Compliance specialists work for corporations, law firms and consulting firms, coordinating and monitoring the myriad of governmental, regulatory and compliance documents required by new changes in federal law. Recently, law firms have begun to bring compliance specialists in-house to work specifically for the law firm to review its own contracts for vendors such as IT and litigation support companies, something paralegals know a lot about!
14. Training and Development:
Large, mid-size firms and in-house legal departments seek good software trainers. They also want Continuing Education Program Developers to set up in-house CLE programs. If you are training others now, here is a great career path.
15. Government Positions:
Have you considered positions in agencies such as the FBI, CIA or Homeland Security? Paralegals have interesting and exciting positions. Though you should not expect the job to live up to the romanticized portrayal in the movies, working with the FBI can be rewarding.
There are many roles with the FBI, but whichever role, you are expected to be excellent. You will be working as national level law enforcement, and ensuring the nation is secure from threats. Some of these threats will be full-blown such as the 9-11 attack and the Un-abomber, while others will be comparatively smaller.
16. Attorney Recruiter:
This position recruits attorneys for law firms within the firm. You will recruit first years and laterals. You must know how to recruit on campus, set up the summer associate program and events, understand law schools, book travel, interview and follow-up. The position pays anywhere from $80,000 up to $160,000 in major firms.
17. Docket Clerk:
Many paralegals already deal with the docket and calendar. If you enjoy this part of your job, narrow your focus. You’ll deal with litigation deadlines and other specialties such as patent and trademark. Sr. Docket Clerks can get around $90-$100k.
Final Thoughts on Alternative Careers
Remember, the term “alternative career” really means leveraging your paralegal career. Take what you have accomplished and apply it to your new career moving forward. Analyze your transferable skills: communication, writing, research, calendaring, recruiting, management, litigation, contracts, corporate, investigation, and so many, many more that we have talked about and many we haven’t even mentioned.
Write your new alternative career resume to reflect those skills first. Don’t just write your resume in the “normal” traditional manner. Write it to reflect the career you are aiming towards, not the one you are leaving. Get the education you need. Above all else, keep moving. It’s what sets you apart, keeps you happy and motivated – whether you decide to keep the title paralegal or exchange it for something new! We’ll always have paralegal!
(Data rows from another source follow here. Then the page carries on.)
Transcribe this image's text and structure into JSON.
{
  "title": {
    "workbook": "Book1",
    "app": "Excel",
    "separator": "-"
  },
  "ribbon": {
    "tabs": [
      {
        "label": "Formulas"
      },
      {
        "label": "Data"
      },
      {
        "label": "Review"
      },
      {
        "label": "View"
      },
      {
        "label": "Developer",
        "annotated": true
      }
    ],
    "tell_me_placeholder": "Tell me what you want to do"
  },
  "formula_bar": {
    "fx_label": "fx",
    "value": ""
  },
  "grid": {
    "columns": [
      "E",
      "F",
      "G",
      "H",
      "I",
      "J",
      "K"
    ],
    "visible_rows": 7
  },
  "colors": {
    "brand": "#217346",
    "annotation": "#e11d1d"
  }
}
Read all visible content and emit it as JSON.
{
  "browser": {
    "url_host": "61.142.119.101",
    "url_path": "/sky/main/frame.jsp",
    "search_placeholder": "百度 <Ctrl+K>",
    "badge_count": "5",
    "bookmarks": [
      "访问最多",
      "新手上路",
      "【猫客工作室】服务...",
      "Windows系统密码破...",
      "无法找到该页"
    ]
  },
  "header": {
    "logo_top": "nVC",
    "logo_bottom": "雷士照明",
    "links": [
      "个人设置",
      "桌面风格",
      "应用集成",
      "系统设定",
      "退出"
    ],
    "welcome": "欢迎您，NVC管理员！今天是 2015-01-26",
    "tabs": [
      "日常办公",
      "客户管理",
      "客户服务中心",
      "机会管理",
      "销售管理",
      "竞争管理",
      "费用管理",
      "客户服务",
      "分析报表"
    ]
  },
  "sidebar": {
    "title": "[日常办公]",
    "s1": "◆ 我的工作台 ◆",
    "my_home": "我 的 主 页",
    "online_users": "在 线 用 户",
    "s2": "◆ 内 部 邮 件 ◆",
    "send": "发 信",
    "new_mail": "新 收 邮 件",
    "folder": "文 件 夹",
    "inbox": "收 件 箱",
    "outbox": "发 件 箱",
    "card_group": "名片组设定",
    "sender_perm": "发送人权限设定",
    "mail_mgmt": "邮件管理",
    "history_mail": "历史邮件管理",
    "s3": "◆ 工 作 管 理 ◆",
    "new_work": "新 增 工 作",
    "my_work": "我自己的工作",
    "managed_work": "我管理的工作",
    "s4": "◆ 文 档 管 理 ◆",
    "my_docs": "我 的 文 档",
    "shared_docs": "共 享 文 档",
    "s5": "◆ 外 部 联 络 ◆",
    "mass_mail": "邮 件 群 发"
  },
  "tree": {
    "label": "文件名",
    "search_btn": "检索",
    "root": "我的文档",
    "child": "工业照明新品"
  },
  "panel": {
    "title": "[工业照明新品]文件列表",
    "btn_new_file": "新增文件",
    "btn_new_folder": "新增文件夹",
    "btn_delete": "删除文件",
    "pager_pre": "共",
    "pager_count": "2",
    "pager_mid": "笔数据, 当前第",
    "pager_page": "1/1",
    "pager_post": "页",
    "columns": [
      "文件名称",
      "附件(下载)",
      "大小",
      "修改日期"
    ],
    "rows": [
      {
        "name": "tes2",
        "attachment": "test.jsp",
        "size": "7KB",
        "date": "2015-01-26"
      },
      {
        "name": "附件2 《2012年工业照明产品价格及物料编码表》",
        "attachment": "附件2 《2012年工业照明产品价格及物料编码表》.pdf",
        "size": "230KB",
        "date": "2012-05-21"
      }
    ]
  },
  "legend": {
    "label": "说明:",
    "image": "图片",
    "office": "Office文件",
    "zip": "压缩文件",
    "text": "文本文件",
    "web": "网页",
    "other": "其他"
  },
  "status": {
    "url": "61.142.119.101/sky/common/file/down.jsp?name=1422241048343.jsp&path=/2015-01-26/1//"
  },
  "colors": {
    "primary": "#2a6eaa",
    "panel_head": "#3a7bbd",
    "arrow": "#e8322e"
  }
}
Chere Estrin is the CEO of Estrin Legal Staffing. She is the CEO of the Paralegal Knowledge Institute and CEO and Co-Founding Member of the OLP, the Organization of Legal Professionals . She has written 10 books on legal careers and is a former paralegal administrator for two major firms, and an executive in a $5 billion company. She has been interviewed by Newsweek, LA Times, Daily Journal, Forbes.com and other prestigious publications. Her blog, The Estrin Report, has been around since 2005. She is an Inc. Magazine Entrepreneur or the Year finalist, LA/Century City Woman of the Year Award Winner and Los Angeles Paralegal Association Lifetime Achievement Recipient. She can be reached at firstname.lastname@example.org.